The pertinent tweets from Rambo can be seen below.
— Guilherme Rambo (@_inside) August 5, 2017
All told, the fifth-gen Apple TV will finally enable users to enjoy 4K content with incredibly vivid colors and much improved contrast and color accuracy. Notably, this isn’t the first indication pointing to Apple finally hopping aboard the 4K bandwagon. Just a few weeks back, some iTunes users observed that references to 4K and HDR content curiously began showing up in their purchase history. What’s more, a Bloomberg report from earlier in the year claimed that Apple was already busy testing a 4K Apple TV in order to better compete with set-top boxes from the likes of Amazon and Roku.
Indeed, it’s hard to deny that the current fourth-gen version of the Apple TV is somewhat over priced when stacked up against competing devices. Specifically, the entry-level Apple TV will cost you about $149. In contrast, Amazon’s Fire TV costs $89.99 while the Roku Premiere can be had for as little as $69.99.
Apple’s TV efforts in recent years have been lackluster at best, and embarrassing at worst. While there have been some improvements in recent years, it seems that the Apple TV is always trailing behind the competition, both in terms of affordability and features. The Siri remote that shipped with the 4th gen Apple TV, for example, was lambasted by many users for being incredibly difficult to use.
To this point, Ken Segall noted a few months back:
The Siri Remote is a gorgeously designed object — it’s just a terribly designed remote.
It’s a thin slab that feels like, well, a thin slab. Its shape doesn’t contribute one iota to ease of use.

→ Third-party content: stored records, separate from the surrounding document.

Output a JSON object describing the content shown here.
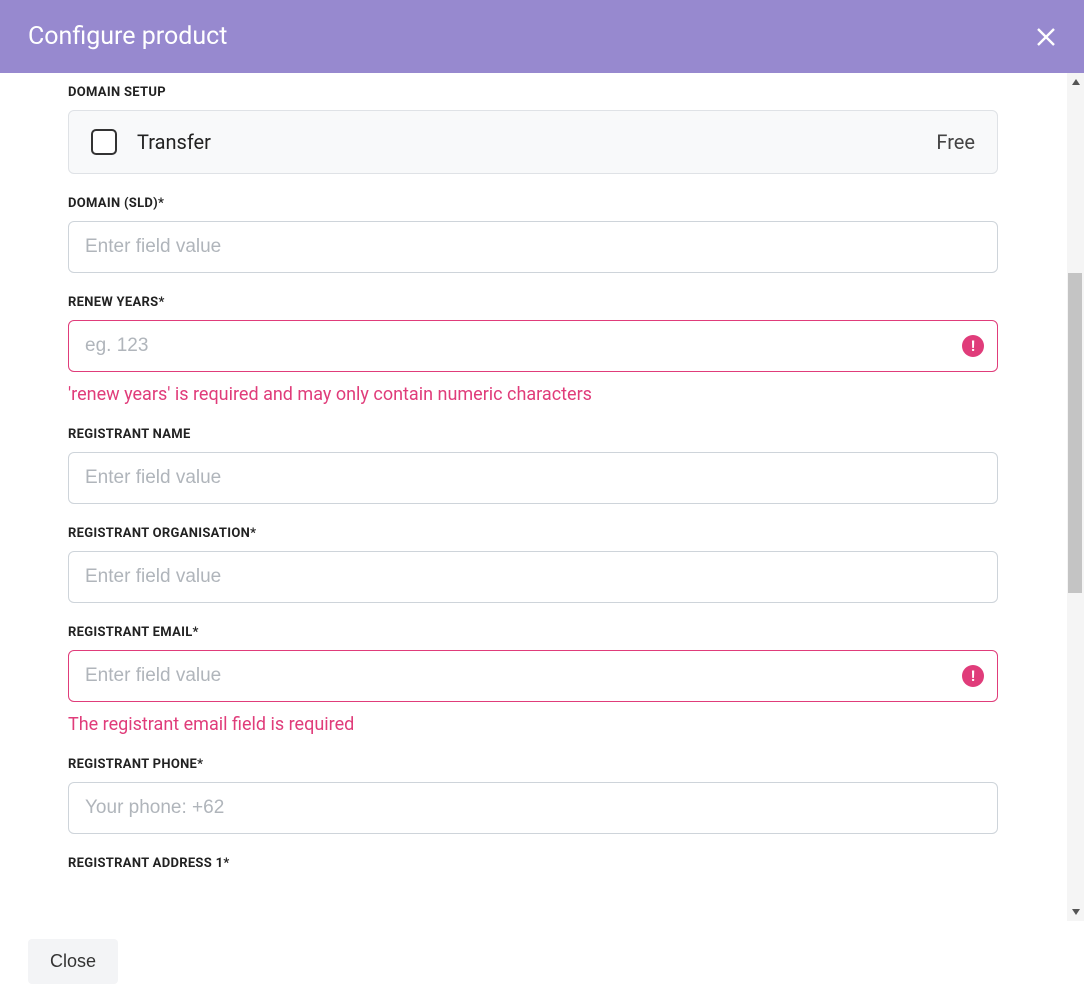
{
  "header": {
    "title": "Configure product"
  },
  "domain_setup": {
    "label": "DOMAIN SETUP",
    "option_label": "Transfer",
    "option_price": "Free"
  },
  "fields": {
    "sld": {
      "label": "DOMAIN (SLD)*",
      "placeholder": "Enter field value"
    },
    "renew_years": {
      "label": "RENEW YEARS*",
      "placeholder": "eg. 123",
      "error": "'renew years' is required and may only contain numeric characters"
    },
    "registrant_name": {
      "label": "REGISTRANT NAME",
      "placeholder": "Enter field value"
    },
    "registrant_org": {
      "label": "REGISTRANT ORGANISATION*",
      "placeholder": "Enter field value"
    },
    "registrant_email": {
      "label": "REGISTRANT EMAIL*",
      "placeholder": "Enter field value",
      "error": "The registrant email field is required"
    },
    "registrant_phone": {
      "label": "REGISTRANT PHONE*",
      "placeholder": "Your phone: +62"
    },
    "registrant_address1": {
      "label": "REGISTRANT ADDRESS 1*"
    }
  },
  "footer": {
    "close_label": "Close"
  }
}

There are a number of remotes out there that fit the human hand nicely, and put the most-used buttons at one’s fingertips.
Lapses of this type make it difficult to defend Apple when it is accused of favoring design over function. It’s hard to think of the Siri Remote as anything but design run amok. It’s beautifully annoying.
With word that the next-gen Apple TV will finally offer some long overdue improvements when it comes to picture quality, we can only hope that some Siri remote and UI improvements will be introduced as well. One thing’s for sure, though, the Apple TV at this point has nowhere to go but up.